Rabat – The people of algeria again came out in large numbers as part of the national Hirak Movement demanding democratic change. For the third Friday in a row since protests reemerged on February 22, Algerians are expressing their displeasure with a lack of economic opportunities, democratic governance, and declining living standards.
Algeria’s President Abdelmadjid Tebboune announced the date for legislative elections on Thursday, yet Algerians continued to call for more structural change. In the capital Algiers protests featured large signs that called for change. “No to political Islamism, no to military dictatorship,” a large sign stated.
Algeria’s Hirak (“movement”) protests are expressing lingering displeasure with a political system many see as unresponsive and undemocratic.
After a year dominated by COVID-19 measures, Hirak protests once again emerged after the one?? year anniversary on February 22 . While protests had disappeared amid the COVID-19 crisis, the demands of Algerians remained unchanged.
Algeria’s government has attempted to address concerns by announcing new elections and a cabinet reshuffle. President Tebboune himself has repeatedly painted himself a champion of Algeria’s Hirak Movement, crediting it as the foundation for its new constitution.
The referendum for Algeria’s constitution appears to contradict this assertion however, as a large majority of Algerians chose to boycott the referendum altogether.
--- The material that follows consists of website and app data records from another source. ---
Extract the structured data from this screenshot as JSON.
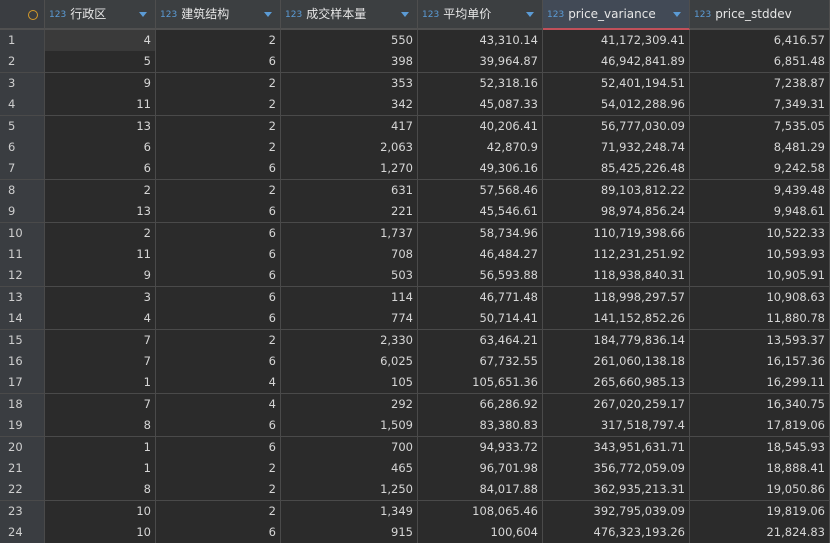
{
  "header": {
    "type_badge": "123",
    "columns": [
      "行政区",
      "建筑结构",
      "成交样本量",
      "平均单价",
      "price_variance",
      "price_stddev"
    ]
  },
  "rows": [
    [
      "1",
      "4",
      "2",
      "550",
      "43,310.14",
      "41,172,309.41",
      "6,416.57"
    ],
    [
      "2",
      "5",
      "6",
      "398",
      "39,964.87",
      "46,942,841.89",
      "6,851.48"
    ],
    [
      "3",
      "9",
      "2",
      "353",
      "52,318.16",
      "52,401,194.51",
      "7,238.87"
    ],
    [
      "4",
      "11",
      "2",
      "342",
      "45,087.33",
      "54,012,288.96",
      "7,349.31"
    ],
    [
      "5",
      "13",
      "2",
      "417",
      "40,206.41",
      "56,777,030.09",
      "7,535.05"
    ],
    [
      "6",
      "6",
      "2",
      "2,063",
      "42,870.9",
      "71,932,248.74",
      "8,481.29"
    ],
    [
      "7",
      "6",
      "6",
      "1,270",
      "49,306.16",
      "85,425,226.48",
      "9,242.58"
    ],
    [
      "8",
      "2",
      "2",
      "631",
      "57,568.46",
      "89,103,812.22",
      "9,439.48"
    ],
    [
      "9",
      "13",
      "6",
      "221",
      "45,546.61",
      "98,974,856.24",
      "9,948.61"
    ],
    [
      "10",
      "2",
      "6",
      "1,737",
      "58,734.96",
      "110,719,398.66",
      "10,522.33"
    ],
    [
      "11",
      "11",
      "6",
      "708",
      "46,484.27",
      "112,231,251.92",
      "10,593.93"
    ],
    [
      "12",
      "9",
      "6",
      "503",
      "56,593.88",
      "118,938,840.31",
      "10,905.91"
    ],
    [
      "13",
      "3",
      "6",
      "114",
      "46,771.48",
      "118,998,297.57",
      "10,908.63"
    ],
    [
      "14",
      "4",
      "6",
      "774",
      "50,714.41",
      "141,152,852.26",
      "11,880.78"
    ],
    [
      "15",
      "7",
      "2",
      "2,330",
      "63,464.21",
      "184,779,836.14",
      "13,593.37"
    ],
    [
      "16",
      "7",
      "6",
      "6,025",
      "67,732.55",
      "261,060,138.18",
      "16,157.36"
    ],
    [
      "17",
      "1",
      "4",
      "105",
      "105,651.36",
      "265,660,985.13",
      "16,299.11"
    ],
    [
      "18",
      "7",
      "4",
      "292",
      "66,286.92",
      "267,020,259.17",
      "16,340.75"
    ],
    [
      "19",
      "8",
      "6",
      "1,509",
      "83,380.83",
      "317,518,797.4",
      "17,819.06"
    ],
    [
      "20",
      "1",
      "6",
      "700",
      "94,933.72",
      "343,951,631.71",
      "18,545.93"
    ],
    [
      "21",
      "1",
      "2",
      "465",
      "96,701.98",
      "356,772,059.09",
      "18,888.41"
    ],
    [
      "22",
      "8",
      "2",
      "1,250",
      "84,017.88",
      "362,935,213.31",
      "19,050.86"
    ],
    [
      "23",
      "10",
      "2",
      "1,349",
      "108,065.46",
      "392,795,039.09",
      "19,819.06"
    ],
    [
      "24",
      "10",
      "6",
      "915",
      "100,604",
      "476,323,193.26",
      "21,824.83"
    ]
  ]
}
On Friday, Hirak protesters in Algeria continued to chant anti-government slogans, demanding no less than a total overhaul of the country’s institutions. Many ridiculed the upcoming legislative elections as a democratic facade that has impressed few.
The renewed Hirak protests directly defy national COVID-19 measures and a heavy police presence on the streets of Algeria aimed to dissuade potential demonstrators. Algeria’s disaffected citizens did not appear impressed as tens of thousands continue to call for fundamental change and the end to the country’s opaque governing elite.